“Ivy rots the shingles!,” the experts shout when the talk turns to house-painting. “Ivy is ruinous!”
“Tell it to the birds,” I think, the birds who shelter and practice their scales there, all safe and hidden in its rustling depths.
Once a decade, the painters come and strip the ivy to the ground. But almost before the year is out, it has grown back, clear to the roof, nearly – and we secretly cheer it on.
When David and I were in our twenties and babies still in every way, we bought a little apple orchard way up in Maine that belonged to a dead man named Luce. This land was inexpensive because it had no electricity and no water on it. The old man, who had been born on the land, sold it for not much money to some city-slicker who immediately doubled the price and sold it to us. Shortly after this, Luce died. Some said it was the humiliation that killed him.
A neighbor that first year asked us if he could graze his cows on our land; it would keep the grass down, he said. Sure, we told him, and went back to building a cabin that looked like the Three Little Pigs’ House of Sticks.
We used to go there for weekends, and cows as big as oil burners watched us as we set fire to our steaks, to our marshmallows, to our very selves, on some nights. After eating, they watched us walk the orchard’s 20 acres.
We often stopped to wonder at the clump of vegetation growing together by the road – birch and aspen, and a riot of blackberry – a strange sight on this land, cleared but for the tidy rows of apple. Finally, one day we looked closer: The growth sprang from a cellar-hole, the foundation of the house where Old Man Luce was born.

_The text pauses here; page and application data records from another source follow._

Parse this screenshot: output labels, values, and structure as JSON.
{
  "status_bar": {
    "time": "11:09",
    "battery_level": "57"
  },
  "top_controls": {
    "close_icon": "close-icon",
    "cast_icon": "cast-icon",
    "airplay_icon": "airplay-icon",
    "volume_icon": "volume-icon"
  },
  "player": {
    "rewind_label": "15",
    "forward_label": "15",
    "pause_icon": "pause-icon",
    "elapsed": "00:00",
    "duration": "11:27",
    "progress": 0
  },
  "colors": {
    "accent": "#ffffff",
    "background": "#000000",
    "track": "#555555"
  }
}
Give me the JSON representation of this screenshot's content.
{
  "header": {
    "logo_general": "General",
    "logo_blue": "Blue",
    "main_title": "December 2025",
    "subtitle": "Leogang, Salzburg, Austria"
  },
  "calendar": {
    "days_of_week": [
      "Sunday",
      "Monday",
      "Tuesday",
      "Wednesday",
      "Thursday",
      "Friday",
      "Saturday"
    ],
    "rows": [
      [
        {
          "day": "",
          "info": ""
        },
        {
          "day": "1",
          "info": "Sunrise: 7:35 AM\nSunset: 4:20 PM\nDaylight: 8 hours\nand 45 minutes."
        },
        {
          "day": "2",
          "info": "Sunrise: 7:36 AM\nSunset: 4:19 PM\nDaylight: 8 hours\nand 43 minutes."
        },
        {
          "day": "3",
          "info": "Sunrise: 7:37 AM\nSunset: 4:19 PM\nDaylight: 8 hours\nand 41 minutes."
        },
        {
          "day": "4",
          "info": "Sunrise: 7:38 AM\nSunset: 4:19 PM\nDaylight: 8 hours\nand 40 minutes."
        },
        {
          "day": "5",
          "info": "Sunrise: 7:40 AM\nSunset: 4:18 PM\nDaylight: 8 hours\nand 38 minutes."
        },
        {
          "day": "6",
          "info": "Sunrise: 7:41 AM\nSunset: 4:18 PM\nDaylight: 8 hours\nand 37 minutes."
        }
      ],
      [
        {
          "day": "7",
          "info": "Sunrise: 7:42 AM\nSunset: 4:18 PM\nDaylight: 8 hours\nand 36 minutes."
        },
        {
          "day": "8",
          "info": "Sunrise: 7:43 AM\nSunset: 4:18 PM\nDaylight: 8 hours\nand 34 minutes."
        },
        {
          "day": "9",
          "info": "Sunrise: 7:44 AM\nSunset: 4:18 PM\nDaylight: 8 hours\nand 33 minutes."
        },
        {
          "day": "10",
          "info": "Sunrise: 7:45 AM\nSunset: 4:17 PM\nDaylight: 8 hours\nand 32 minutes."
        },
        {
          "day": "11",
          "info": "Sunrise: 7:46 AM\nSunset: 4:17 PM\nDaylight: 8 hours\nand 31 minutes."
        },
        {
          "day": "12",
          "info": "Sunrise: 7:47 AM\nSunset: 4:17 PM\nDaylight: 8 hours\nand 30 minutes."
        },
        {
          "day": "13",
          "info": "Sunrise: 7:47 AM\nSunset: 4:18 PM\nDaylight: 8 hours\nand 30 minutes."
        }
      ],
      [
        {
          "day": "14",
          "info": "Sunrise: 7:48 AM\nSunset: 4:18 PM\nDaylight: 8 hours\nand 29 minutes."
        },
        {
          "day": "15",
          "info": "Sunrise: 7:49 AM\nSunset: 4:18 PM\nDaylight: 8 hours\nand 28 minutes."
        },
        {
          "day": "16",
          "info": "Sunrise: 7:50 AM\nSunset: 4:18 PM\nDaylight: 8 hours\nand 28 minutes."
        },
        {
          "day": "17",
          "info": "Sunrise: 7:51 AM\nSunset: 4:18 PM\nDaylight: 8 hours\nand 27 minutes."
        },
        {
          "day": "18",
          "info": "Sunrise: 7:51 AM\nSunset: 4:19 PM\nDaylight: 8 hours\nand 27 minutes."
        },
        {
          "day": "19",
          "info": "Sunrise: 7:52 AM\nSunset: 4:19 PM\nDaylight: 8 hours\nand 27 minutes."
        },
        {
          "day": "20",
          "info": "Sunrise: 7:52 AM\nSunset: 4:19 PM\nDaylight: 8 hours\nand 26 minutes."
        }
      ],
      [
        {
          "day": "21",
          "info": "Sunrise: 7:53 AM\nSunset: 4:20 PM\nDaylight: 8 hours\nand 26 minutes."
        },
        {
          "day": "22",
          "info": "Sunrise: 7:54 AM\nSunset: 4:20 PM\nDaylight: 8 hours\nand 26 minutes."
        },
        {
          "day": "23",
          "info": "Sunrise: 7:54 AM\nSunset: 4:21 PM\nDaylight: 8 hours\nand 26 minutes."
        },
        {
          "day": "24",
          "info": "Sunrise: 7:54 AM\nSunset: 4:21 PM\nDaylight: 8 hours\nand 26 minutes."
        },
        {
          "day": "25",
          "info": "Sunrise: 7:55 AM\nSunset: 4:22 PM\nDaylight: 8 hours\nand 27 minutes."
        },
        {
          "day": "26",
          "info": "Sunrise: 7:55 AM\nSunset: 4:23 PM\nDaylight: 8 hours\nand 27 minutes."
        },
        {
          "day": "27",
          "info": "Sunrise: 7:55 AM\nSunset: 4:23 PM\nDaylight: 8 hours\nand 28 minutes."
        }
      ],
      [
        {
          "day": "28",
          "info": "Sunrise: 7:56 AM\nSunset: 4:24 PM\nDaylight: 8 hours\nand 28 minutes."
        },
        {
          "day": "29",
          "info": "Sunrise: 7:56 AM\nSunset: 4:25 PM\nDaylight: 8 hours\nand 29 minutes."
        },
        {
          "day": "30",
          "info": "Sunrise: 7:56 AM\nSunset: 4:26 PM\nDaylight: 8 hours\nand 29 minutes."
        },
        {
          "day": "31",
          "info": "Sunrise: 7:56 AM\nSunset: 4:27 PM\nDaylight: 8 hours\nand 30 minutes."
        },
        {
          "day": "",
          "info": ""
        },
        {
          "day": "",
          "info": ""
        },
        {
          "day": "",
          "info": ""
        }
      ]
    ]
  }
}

Structures crumble, the message seems to be, but loveliness grows up from the ruins. And though Winter seems like death to us now, it is only Winter. Would the noble geese leave us had they not made reservations for next year’s visit?
The part of our house covered in ivy is a small turret capped at the top by a pointy princess-hat of a roof. Under it, on the second floor, is my curve-ended study with its window seat. Under that is the equally arc-shaped end of the living room where we put the Christmas tree each year.
“When I die, lay me out here inside the curve of this turret,” I used to tell our kids. Never mind rented men in a set of rented parlors, I say. “Invite the world, give ’em lots of food and drink, and laugh as much as you like. “
“OK!” they answer in chipper fashion. They don’t find it strange or macabre, because they were kids, and kids understand this truth best of all: the Old Growth dies to make way for the New.
Scary? Nah, it’s not scary.That little cat at the top is mostly just …curious!